Think in terms of benefits
You’ve spent months building a new algorithm and it’s finally ready. Your team knows about it in detail – and they’re really excited. Now you need to let everyone else in your organisation know about it. These could include the people who’ll be selling your technology and the people who’ll have to answer customer service calls about it. But it should really include everyone – so that all your colleagues can take pride in your work and talk about it easily.
There’s just one thing to bear in mind. People outside of your team probably don’t want to hear about the intricate features you’ve developed. In fact, they probably won’t get excited about your new algorithm until you tell them what it will help them or your customers achieve.
So when you’re explaining something you’ve created or an idea you’ve developed, start with the benefits. Focus on what your new thing will do for them – rather than explaining how it works. Instead of telling Tom from marketing about your new programme’s next-level code, explain how it will make his job quicker and easier. Rather than tell the C-suite about the blood, sweat and tears that went into developing a new IT system, tell them how much money it will save.

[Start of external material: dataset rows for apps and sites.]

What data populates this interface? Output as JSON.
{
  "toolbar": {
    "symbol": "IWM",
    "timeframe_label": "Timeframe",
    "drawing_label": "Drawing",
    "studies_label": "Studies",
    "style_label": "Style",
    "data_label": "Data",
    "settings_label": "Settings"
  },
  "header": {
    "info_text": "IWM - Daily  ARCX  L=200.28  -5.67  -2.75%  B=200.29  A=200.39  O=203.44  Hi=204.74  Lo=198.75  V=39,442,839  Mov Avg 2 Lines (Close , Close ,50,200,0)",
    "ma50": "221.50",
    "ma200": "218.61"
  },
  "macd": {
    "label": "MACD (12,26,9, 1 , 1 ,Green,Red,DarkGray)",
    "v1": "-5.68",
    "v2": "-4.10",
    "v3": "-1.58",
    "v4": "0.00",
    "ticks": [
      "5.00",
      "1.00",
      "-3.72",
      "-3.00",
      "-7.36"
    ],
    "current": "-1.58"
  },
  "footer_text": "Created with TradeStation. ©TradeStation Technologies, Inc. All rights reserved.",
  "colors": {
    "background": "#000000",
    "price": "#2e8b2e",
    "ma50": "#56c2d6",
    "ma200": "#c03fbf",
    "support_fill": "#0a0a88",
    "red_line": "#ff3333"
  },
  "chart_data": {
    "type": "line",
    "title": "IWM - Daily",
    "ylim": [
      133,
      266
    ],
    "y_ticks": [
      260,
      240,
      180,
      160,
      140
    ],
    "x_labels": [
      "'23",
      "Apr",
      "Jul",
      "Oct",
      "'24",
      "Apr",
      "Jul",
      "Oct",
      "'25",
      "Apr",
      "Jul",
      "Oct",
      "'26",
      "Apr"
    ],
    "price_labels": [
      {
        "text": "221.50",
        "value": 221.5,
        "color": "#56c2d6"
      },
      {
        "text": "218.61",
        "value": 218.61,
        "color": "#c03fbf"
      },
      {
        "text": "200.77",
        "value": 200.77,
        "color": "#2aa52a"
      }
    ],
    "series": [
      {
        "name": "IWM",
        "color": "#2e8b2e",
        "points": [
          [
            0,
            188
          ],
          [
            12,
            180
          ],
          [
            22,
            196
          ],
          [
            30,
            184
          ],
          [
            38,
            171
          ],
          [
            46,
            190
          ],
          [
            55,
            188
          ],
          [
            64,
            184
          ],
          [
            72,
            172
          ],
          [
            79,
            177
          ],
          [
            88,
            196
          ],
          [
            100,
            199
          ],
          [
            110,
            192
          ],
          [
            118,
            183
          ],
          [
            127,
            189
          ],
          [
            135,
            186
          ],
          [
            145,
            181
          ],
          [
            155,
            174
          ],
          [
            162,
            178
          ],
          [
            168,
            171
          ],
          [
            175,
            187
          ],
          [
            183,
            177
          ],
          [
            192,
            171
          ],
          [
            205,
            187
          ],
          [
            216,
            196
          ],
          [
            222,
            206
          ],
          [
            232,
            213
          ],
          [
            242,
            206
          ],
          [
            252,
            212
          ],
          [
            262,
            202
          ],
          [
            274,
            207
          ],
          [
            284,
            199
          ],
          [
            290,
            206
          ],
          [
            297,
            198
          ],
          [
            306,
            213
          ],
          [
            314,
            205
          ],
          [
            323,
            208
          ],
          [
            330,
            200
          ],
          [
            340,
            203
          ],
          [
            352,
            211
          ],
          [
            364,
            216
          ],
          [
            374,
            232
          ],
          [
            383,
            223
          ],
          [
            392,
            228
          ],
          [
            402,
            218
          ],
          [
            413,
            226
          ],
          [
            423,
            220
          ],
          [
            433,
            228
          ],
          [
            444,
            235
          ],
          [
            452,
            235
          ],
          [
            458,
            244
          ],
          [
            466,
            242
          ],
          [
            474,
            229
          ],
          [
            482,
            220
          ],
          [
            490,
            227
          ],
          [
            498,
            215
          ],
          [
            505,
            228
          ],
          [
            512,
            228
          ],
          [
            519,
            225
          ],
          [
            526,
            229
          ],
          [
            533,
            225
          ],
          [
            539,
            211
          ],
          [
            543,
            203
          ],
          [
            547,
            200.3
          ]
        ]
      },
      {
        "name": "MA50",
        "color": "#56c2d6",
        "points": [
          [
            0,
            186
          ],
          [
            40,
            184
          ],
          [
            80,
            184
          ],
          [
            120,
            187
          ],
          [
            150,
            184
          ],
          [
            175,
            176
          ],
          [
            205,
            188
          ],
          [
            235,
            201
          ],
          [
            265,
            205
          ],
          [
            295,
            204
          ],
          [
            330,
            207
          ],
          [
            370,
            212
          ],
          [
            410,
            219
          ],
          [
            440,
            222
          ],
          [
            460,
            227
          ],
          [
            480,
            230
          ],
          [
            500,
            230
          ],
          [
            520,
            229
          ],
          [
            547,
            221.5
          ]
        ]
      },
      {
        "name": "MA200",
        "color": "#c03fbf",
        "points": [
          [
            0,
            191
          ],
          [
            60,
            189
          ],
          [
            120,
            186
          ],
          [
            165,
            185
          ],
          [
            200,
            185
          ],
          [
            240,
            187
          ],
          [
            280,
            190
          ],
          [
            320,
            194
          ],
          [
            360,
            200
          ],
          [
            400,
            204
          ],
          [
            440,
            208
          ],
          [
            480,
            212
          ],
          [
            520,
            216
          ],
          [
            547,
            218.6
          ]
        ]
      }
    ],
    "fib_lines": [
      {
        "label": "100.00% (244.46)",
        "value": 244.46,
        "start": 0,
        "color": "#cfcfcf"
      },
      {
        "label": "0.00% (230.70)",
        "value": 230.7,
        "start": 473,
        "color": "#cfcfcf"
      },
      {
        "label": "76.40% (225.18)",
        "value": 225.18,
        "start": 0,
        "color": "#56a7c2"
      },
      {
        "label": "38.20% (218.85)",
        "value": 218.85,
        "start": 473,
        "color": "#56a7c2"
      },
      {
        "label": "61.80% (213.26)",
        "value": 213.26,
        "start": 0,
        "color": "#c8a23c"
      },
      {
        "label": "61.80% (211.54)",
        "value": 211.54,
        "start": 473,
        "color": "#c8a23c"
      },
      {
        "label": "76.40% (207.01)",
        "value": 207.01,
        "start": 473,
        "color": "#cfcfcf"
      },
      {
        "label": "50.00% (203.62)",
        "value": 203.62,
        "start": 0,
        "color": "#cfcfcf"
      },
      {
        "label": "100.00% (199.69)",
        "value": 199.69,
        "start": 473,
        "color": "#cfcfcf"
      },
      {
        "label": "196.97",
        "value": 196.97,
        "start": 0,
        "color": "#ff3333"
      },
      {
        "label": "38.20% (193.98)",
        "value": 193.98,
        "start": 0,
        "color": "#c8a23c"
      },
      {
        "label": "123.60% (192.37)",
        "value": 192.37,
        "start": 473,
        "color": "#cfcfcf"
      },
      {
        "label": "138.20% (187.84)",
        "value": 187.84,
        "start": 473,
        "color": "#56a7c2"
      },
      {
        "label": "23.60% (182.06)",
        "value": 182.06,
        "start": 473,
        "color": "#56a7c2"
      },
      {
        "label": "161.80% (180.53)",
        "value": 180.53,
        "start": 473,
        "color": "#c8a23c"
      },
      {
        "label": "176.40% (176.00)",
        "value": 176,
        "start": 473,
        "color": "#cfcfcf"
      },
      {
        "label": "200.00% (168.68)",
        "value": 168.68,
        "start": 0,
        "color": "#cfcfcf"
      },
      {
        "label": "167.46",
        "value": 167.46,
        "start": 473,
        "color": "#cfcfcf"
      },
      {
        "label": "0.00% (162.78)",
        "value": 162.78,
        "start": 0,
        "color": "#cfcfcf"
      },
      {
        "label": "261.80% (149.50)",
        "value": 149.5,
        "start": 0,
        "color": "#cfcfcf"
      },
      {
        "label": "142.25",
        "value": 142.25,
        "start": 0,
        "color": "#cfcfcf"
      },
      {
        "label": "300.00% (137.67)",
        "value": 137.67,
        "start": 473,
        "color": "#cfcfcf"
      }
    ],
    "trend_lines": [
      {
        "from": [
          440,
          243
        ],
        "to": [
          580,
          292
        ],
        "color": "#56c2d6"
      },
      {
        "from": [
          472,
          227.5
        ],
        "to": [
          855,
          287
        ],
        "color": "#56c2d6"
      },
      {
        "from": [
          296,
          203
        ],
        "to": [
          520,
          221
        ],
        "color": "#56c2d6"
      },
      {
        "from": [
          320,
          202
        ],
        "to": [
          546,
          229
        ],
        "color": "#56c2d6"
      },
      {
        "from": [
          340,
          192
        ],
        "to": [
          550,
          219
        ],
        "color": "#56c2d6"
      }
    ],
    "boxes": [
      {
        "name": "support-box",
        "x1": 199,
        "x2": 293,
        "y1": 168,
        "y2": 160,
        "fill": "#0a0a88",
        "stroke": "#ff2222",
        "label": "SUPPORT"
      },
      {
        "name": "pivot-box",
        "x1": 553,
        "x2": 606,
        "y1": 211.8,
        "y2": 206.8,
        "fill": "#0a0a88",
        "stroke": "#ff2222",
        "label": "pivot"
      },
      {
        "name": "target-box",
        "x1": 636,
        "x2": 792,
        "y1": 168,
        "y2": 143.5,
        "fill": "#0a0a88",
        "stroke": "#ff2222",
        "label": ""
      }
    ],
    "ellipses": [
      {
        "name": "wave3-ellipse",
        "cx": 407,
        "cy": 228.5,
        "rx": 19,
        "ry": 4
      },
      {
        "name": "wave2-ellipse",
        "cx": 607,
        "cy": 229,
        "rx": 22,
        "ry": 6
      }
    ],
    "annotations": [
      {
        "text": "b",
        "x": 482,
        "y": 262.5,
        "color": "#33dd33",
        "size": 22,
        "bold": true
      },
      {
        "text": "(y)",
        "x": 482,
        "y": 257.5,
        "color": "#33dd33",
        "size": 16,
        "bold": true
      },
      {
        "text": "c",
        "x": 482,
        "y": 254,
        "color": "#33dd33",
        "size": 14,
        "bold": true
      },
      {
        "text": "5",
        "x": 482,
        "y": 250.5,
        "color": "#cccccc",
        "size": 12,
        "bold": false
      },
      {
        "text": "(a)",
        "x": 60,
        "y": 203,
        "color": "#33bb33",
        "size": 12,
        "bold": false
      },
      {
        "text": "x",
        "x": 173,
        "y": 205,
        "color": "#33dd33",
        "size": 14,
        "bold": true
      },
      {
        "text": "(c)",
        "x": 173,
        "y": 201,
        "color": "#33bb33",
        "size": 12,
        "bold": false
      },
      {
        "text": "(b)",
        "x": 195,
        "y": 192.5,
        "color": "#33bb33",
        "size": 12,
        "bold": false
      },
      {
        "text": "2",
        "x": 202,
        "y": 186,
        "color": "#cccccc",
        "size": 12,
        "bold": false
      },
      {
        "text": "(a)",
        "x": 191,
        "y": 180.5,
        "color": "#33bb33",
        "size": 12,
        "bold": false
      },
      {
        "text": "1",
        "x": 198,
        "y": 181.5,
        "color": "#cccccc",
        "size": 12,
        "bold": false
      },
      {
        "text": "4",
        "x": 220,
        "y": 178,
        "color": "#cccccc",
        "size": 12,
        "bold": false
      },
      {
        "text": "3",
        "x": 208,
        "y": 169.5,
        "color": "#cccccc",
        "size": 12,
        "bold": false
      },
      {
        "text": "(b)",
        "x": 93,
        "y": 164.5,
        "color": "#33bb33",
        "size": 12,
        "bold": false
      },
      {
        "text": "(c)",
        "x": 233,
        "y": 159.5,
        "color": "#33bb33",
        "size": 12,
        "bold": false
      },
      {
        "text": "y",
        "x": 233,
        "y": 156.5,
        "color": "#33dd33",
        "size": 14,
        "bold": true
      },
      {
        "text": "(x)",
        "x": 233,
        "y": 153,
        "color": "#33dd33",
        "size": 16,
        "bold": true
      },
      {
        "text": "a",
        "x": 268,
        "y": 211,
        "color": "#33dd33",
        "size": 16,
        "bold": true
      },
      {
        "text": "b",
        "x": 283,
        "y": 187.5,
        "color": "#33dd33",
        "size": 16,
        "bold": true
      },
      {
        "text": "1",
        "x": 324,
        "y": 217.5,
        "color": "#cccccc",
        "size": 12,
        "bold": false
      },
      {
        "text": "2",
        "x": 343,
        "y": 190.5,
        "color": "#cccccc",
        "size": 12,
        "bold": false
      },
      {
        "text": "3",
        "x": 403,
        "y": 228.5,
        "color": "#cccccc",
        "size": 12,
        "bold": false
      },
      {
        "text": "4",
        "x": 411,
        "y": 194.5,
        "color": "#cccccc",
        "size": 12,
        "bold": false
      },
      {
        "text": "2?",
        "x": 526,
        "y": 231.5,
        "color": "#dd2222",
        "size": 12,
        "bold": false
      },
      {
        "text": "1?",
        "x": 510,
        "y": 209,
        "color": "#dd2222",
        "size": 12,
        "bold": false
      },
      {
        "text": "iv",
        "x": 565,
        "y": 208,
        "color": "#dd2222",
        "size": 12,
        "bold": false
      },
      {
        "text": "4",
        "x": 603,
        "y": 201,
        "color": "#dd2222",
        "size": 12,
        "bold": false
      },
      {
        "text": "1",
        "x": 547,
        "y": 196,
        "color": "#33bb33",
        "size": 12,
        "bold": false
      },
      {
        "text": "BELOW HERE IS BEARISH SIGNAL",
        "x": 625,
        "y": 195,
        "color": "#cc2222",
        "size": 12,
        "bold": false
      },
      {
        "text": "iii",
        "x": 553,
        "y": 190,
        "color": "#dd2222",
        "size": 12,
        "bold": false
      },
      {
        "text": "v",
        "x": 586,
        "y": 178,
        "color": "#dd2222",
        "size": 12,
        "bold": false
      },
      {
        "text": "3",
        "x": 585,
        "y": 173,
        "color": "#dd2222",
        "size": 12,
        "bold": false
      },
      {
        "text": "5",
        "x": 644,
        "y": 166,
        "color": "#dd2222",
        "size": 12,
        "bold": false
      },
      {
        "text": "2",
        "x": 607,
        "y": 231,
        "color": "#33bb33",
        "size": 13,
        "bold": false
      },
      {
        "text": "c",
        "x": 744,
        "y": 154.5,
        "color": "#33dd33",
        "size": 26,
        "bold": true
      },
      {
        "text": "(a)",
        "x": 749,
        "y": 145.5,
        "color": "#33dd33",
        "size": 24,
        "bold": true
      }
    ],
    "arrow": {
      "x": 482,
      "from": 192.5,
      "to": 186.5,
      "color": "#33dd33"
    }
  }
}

People – whether they’re customers or colleagues – always want to know what’s in it for them. And this is especially true when you ask people to buy into something they won’t easily understand. This is when they need even more persuading. So always focus on what the thing does, rather than how it works.
Help to cultivate a culture of listening and understanding
Part of being an agile organisation means not being afraid to share thoughts, ask questions and challenge ideas. Be curious about the roles other specialists play. Ask questions, show interest – and start making connections between the work they do and what you do.
If you’re open and interested in other people’s work, they’ll become more interested in yours. And when they begin to understand what you do, they’ll ask more questions and become more knowledgeable about how you contribute to the organisation.
This helps your work to become more integrated – and helps make your organisation more agile. It also helps you raise your profile within your workplace. When you can explain why what you do matters, you do three things. You open doors for yourself, you initiate collaborative, cross-discipline working, and you pave the way for personal progression and career success.
If you’d like some help communicating what you do and why it matters, give us a call.